(ASSIGNED TASK)
Look for "copy" in each line of the entries, and return the matching lines.
#####
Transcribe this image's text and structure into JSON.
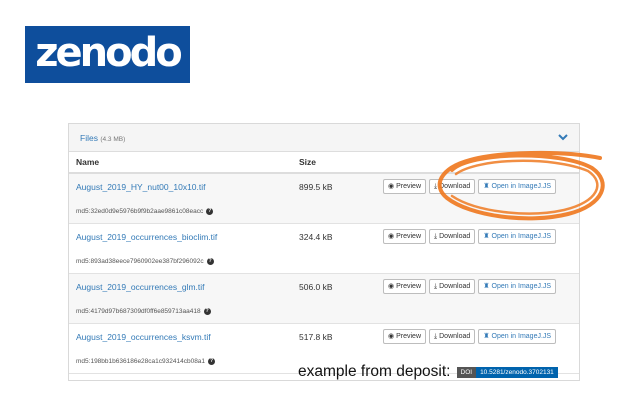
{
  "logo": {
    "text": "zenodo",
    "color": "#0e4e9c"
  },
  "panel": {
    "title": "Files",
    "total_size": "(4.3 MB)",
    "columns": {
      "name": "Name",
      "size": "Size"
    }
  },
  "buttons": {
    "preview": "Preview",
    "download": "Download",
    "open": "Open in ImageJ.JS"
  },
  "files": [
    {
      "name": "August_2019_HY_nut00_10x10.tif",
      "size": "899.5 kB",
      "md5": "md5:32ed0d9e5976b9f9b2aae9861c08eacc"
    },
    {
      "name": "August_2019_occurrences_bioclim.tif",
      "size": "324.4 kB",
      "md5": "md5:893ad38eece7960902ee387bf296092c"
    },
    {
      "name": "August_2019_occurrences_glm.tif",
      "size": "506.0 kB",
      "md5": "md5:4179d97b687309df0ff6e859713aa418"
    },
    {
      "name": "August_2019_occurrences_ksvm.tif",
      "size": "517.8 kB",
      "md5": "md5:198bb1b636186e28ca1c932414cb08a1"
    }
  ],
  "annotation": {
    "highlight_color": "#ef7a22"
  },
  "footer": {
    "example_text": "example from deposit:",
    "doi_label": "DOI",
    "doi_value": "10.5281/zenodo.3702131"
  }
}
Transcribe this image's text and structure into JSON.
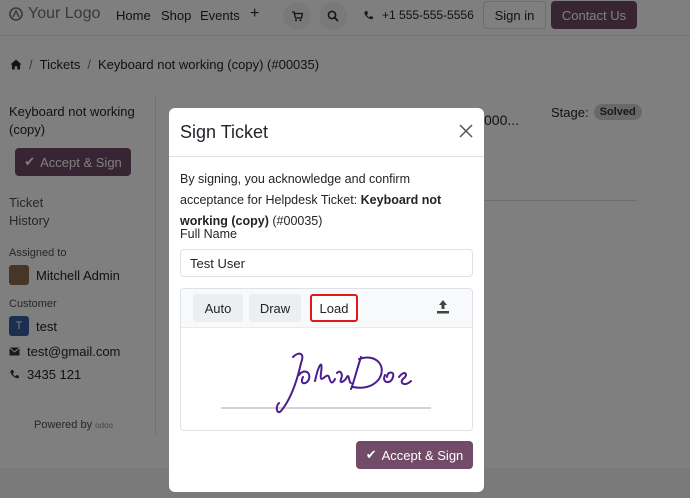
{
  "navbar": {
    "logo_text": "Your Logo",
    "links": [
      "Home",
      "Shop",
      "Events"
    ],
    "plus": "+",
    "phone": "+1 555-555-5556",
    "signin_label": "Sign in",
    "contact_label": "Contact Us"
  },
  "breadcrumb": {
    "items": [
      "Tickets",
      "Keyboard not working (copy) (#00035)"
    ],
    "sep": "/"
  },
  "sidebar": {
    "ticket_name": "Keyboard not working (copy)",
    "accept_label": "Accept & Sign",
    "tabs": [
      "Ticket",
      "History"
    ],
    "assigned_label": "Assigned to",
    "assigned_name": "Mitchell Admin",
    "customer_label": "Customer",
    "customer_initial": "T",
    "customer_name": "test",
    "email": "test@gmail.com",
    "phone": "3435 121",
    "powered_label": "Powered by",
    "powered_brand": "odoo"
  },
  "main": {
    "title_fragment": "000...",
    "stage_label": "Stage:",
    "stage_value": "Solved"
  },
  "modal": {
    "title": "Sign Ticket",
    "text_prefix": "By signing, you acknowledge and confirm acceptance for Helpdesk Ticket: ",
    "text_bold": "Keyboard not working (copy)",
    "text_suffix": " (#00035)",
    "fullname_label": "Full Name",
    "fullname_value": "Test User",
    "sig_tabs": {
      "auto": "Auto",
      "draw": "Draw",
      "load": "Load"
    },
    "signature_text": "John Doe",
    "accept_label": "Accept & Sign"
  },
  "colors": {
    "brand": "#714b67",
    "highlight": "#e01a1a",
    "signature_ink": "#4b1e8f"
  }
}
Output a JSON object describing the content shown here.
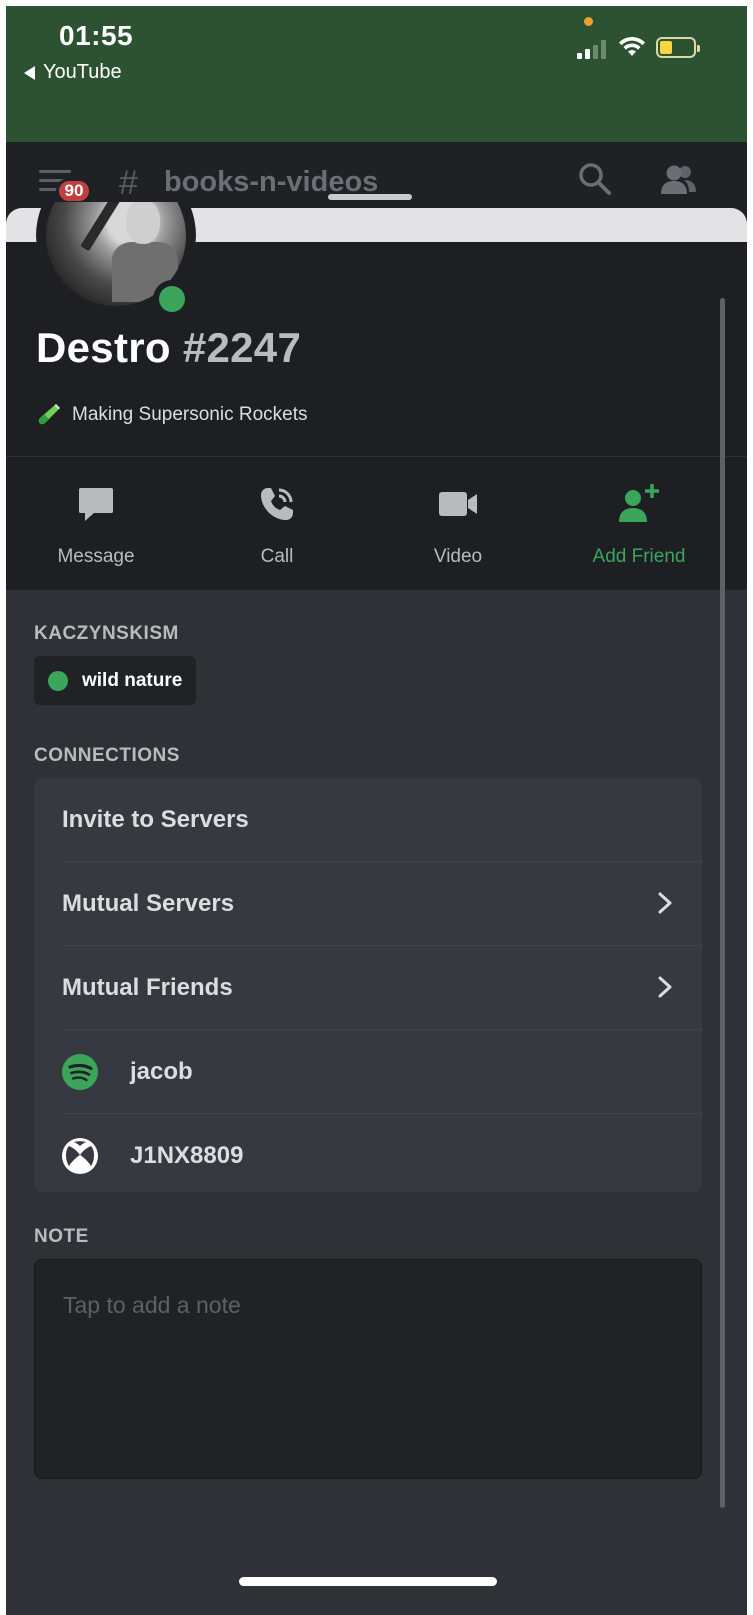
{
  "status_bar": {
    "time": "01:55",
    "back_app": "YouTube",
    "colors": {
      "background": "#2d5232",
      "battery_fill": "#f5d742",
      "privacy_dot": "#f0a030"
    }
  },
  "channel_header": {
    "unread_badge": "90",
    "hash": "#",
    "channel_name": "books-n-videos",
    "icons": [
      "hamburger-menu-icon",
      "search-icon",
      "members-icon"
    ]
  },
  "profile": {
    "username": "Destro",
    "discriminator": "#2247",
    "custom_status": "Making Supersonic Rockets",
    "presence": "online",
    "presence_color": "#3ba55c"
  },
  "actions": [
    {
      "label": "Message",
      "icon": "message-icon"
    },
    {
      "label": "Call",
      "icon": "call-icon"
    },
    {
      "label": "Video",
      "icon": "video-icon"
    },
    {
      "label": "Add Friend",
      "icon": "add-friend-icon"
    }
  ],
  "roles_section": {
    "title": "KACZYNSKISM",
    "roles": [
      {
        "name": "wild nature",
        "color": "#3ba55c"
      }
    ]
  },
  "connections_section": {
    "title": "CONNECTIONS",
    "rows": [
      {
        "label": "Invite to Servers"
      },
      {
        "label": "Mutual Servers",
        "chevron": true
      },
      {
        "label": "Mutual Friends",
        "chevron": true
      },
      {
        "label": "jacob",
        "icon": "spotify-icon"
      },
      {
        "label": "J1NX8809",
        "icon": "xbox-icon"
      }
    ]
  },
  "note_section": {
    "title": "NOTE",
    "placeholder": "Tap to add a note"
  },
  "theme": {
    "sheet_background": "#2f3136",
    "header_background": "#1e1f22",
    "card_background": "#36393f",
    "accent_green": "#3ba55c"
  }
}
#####
(EXERCISE RESPONSE)
      "Keyboard not working (copy) (#00035)"
    "ticket_name": "Keyboard not working (copy)",
    "text_bold": "Keyboard not working (copy)",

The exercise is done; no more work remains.